- A template which allows the business to save time versus developing a plan themselves from scratch, and save money by not hiring outside resources to write a plan for them.
- A standard format which is comprehensive but can be adapted to different organizations and businesses.
- Clearly explained easy to follow BIA (Business Impact Analysis), coordinated with RA (Risk Analysis) which enables the business to quickly and easily prioritize critical operations based on risk to the business.
- Templates for testing the BCP.
- Reporting templates for presenting BCP information to stakeholders and management.
Small businesses have different needs, and different resources, than large corporations when it comes to Business Continuity Planning. While large corporations may decide to hire BCP consultants to craft a customized detailed business continuity plan for their operations, which can be complex and geographically distributed, small businesses may need a less complex business continuity plan template which is straight forward and easy to implement by internal resources. Specifically, small businesses are seeking a BCP template which has the following:
An effective Business Continuity Plan (BCP) typically includes IT disaster recovery plus contingency/backup plans for critical business operations. Most BCPs focus on restoring key business functions in terms of relocating facilities, machinery, people or equipment so that the operations necessary to keep the business alive can be carried on even if the business is hit with a flood, fire, blizzard, etc. This is all very important to have in place. But what many BCPs do not consider is loss of key people in the organization. The BPC may have answers to “what happens when the warehouse is under water?” or “what happens when the online order system goes down?”; this presumes the disruptive vent will be some sort of physical “disaster”. But what about the question “what happens when the only person in the company who knows how to make product X leaves? or gets sick?”. What happens if the CEO / owner of a company leaves or passes on? Then what?
Years ago when I got involved in what was then called “Business Assurance Planning”, the top threats to sustain business operations were fire, power outage, and natural disasters like floods, bad weather, earthquake. All of the contingency planning centered around finding another location work out of and making sure IT systems were backed up with copies stored off site. Then Y2K brought awareness of the vulnerabilities of all the IT systems we rely upon, even in the absence of a natural disaster, and we started to think about how we would operate if our IT systems stopped functioning.

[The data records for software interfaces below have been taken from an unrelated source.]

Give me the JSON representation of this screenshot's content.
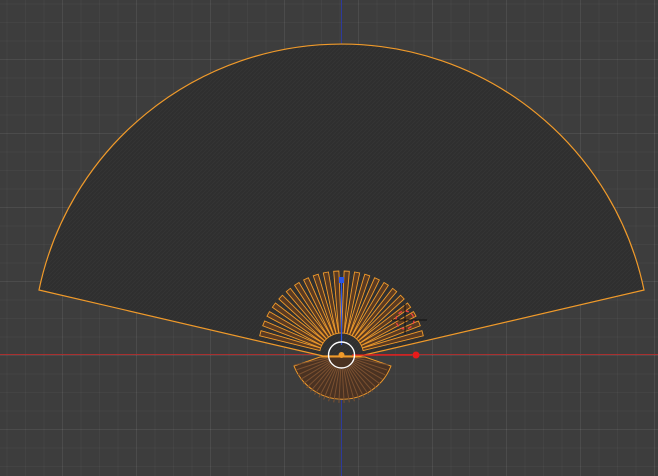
{
  "viewport": {
    "mode": "3d-viewport-top-orthographic",
    "background_color": "#3d3d3d",
    "grid_visible": true
  },
  "axes": {
    "x_axis_color": "#b82a2a",
    "y_axis_color": "#2c3a9c"
  },
  "selection": {
    "outline_color": "#f09a2a",
    "active_object": "fan"
  },
  "fan": {
    "paper_color": "#2f2f2f",
    "rib_count": 22,
    "rib_fill_color": "#5a3a22"
  },
  "gizmos": {
    "origin_ring_color": "#ffffff",
    "origin_dot_color": "#f09a2a",
    "x_handle_color": "#e81a1a",
    "z_handle_color": "#2a56e8",
    "cursor_color": "#d8d8d8"
  }
}
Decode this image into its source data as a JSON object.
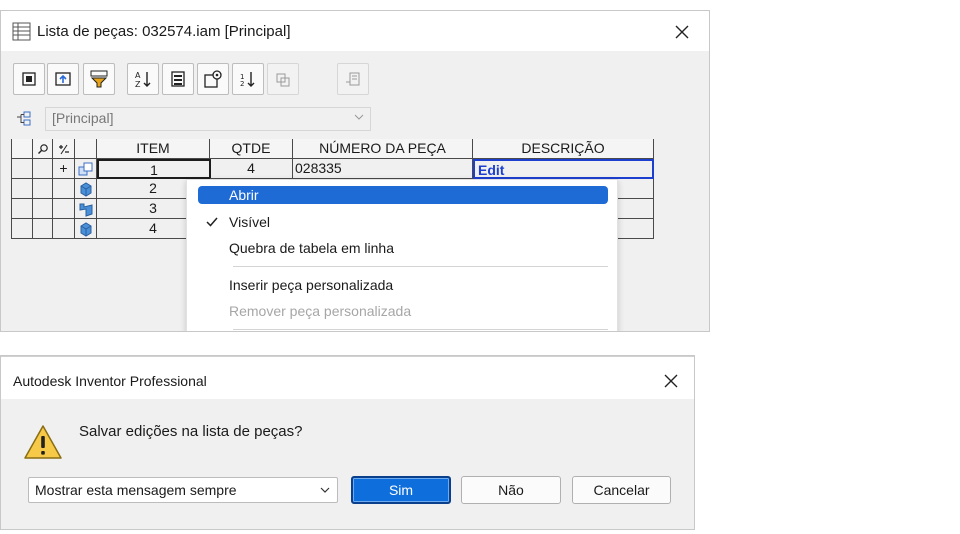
{
  "parts_list": {
    "title": "Lista de peças: 032574.iam [Principal]",
    "view_value": "[Principal]",
    "toolbar": [
      {
        "icon": "filter-icon",
        "enabled": true
      },
      {
        "icon": "export-icon",
        "enabled": true
      },
      {
        "icon": "funnel-icon",
        "enabled": true
      },
      {
        "icon": "sort-az-icon",
        "enabled": true
      },
      {
        "icon": "table-icon",
        "enabled": true
      },
      {
        "icon": "settings-table-icon",
        "enabled": true
      },
      {
        "icon": "renumber-icon",
        "enabled": true
      },
      {
        "icon": "merge-icon",
        "enabled": false
      },
      {
        "icon": "member-icon",
        "enabled": false
      }
    ],
    "columns": [
      "ITEM",
      "QTDE",
      "NÚMERO DA PEÇA",
      "DESCRIÇÃO"
    ],
    "header_icons": [
      "find-icon",
      "expand-icon"
    ],
    "rows": [
      {
        "expand": "+",
        "item": "1",
        "qty": "4",
        "part": "028335",
        "desc": "Edit"
      },
      {
        "expand": "",
        "item": "2",
        "qty": "",
        "part": "",
        "desc": ""
      },
      {
        "expand": "",
        "item": "3",
        "qty": "",
        "part": "",
        "desc": ""
      },
      {
        "expand": "",
        "item": "4",
        "qty": "",
        "part": "",
        "desc": ""
      }
    ],
    "context_menu": {
      "items": [
        {
          "label": "Abrir",
          "highlighted": true,
          "checked": false,
          "disabled": false
        },
        {
          "label": "Visível",
          "highlighted": false,
          "checked": true,
          "disabled": false
        },
        {
          "label": "Quebra de tabela em linha",
          "highlighted": false,
          "checked": false,
          "disabled": false
        },
        {
          "label": "Inserir peça personalizada",
          "highlighted": false,
          "checked": false,
          "disabled": false
        },
        {
          "label": "Remover peça personalizada",
          "highlighted": false,
          "checked": false,
          "disabled": true
        }
      ]
    }
  },
  "dialog": {
    "title": "Autodesk Inventor Professional",
    "message": "Salvar edições na lista de peças?",
    "show_option": "Mostrar esta mensagem sempre",
    "buttons": {
      "yes": "Sim",
      "no": "Não",
      "cancel": "Cancelar"
    }
  },
  "colors": {
    "accent": "#1e6bd6",
    "primary_button": "#0e6fdc",
    "edit_text": "#1d3fd0"
  }
}
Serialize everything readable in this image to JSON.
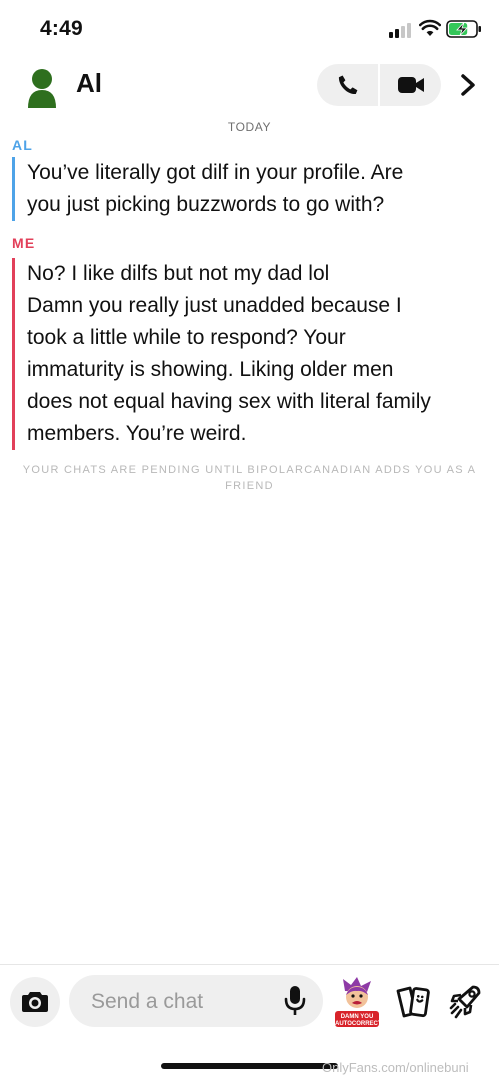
{
  "status_bar": {
    "time": "4:49",
    "signal_bars": 2,
    "battery_level": 0.7,
    "charging": true
  },
  "header": {
    "contact_name": "Al",
    "avatar_color": "#2e6f1e"
  },
  "chat": {
    "date_label": "TODAY",
    "messages": [
      {
        "sender": "AL",
        "sender_color": "#4ea3e8",
        "lines": [
          "You’ve literally got dilf in your profile. Are",
          "you just picking buzzwords to go with?"
        ]
      },
      {
        "sender": "ME",
        "sender_color": "#e2405a",
        "lines": [
          "No? I like dilfs but not my dad lol",
          "Damn you really just unadded because I",
          "took a little while to respond? Your",
          "immaturity is showing. Liking older men",
          "does not equal having sex with literal family",
          "members. You’re weird."
        ]
      }
    ],
    "pending_notice": "YOUR CHATS ARE PENDING UNTIL BIPOLARCANADIAN ADDS YOU AS A FRIEND"
  },
  "composer": {
    "placeholder": "Send a chat",
    "sticker_text": "DAMN YOU AUTOCORRECT!"
  },
  "watermark": "OnlyFans.com/onlinebuni",
  "icons": {
    "camera": "camera-icon",
    "mic": "microphone-icon",
    "sticker": "sticker-icon",
    "cards": "cards-icon",
    "games": "rocket-icon",
    "call": "phone-icon",
    "video": "video-icon",
    "more": "chevron-right-icon"
  }
}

ISO 22301, “Societal security – Business continuity management systems – Requirements” , is a standard for a business continuity management system. The system specifies that the performance of the business continuity plan be measured using defined metrics which assess the ability of the business continuity plan to meet predefined targets. These targets are defined based on specific goals of the organization to protect their prioritized operations and activities, as approved by the top management.
BCP stands for Business Continuity Planning. BCP is a process of identifying the potential risks to your business and then evaluating how to prepare for these so that if they do happen, you have a working plan to enable your business to continue to be viable. This means that you are still able to operate at some level needed to meet customer needs and to be able to resume normal operations at a defined point in the future. Lack of adequate BCP means that a disaster could put you out of business permanently.
The simple answer is “yes” and “yes”. While there are many advantages to keeping BCPs and other business critical information on line (allows for remote accessibility, the cloud adds redundancy should your primary site be unavailable), it is not advisable to be completely dependent on electronic resources for recovering time sensitive critical information. Hurricane Sandy taught me a very valuable lesson in this which I will never forget. Recent incidents where cyber-attacks and randsomware have shutdown online systems also reinforce this lesson.
Business Continuity Plan (BCP) is a valuable tool for being prepared in the event of an unforeseen disaster which impacts your business. Most organizations will readily agree with this fact that a BCP is needed. However there is great disagreement within organizations when the question arises “how much planning is enough?”.
Here are the top reasons why Business Continuity Plans are not effective and how to avoid them.
There are important differences between what is covered in a Disaster Recovery plan versus a Business Continuity Plan. Make sure your organization fully understands this before it's too late.
A Business Continuity Plan (BCP) is critical for all businesses, regardless of size or budget. It is well worth the effort to enable you to be prepared in the event of an unforeseen event that interrupts your normal business operations. A BCP is smart logical planning ahead that should not cost so much that only organizations with large budgets can do this. It doesn’t need to look fancy or flashy, it just needs to work!
Complete BCP Template with Instructions and Example Available at Amazon.com
Erik Kopp has worked in regulated industries for over 25 years managing business critical operations, and ensuring compliance with governmental regulations. He has published a series of books and articles which provide information on how to accomplish value added tasks most effectively so that you can get the job done and make the most out of your valuable time.
To provide real value-added and very efficient solutions to important issues which minimize the pain and effort, and get right to the point to keep your business doing what it does best. No fluff or fancy stuff or double talk. Just common sense based on knowledge and experience of what works.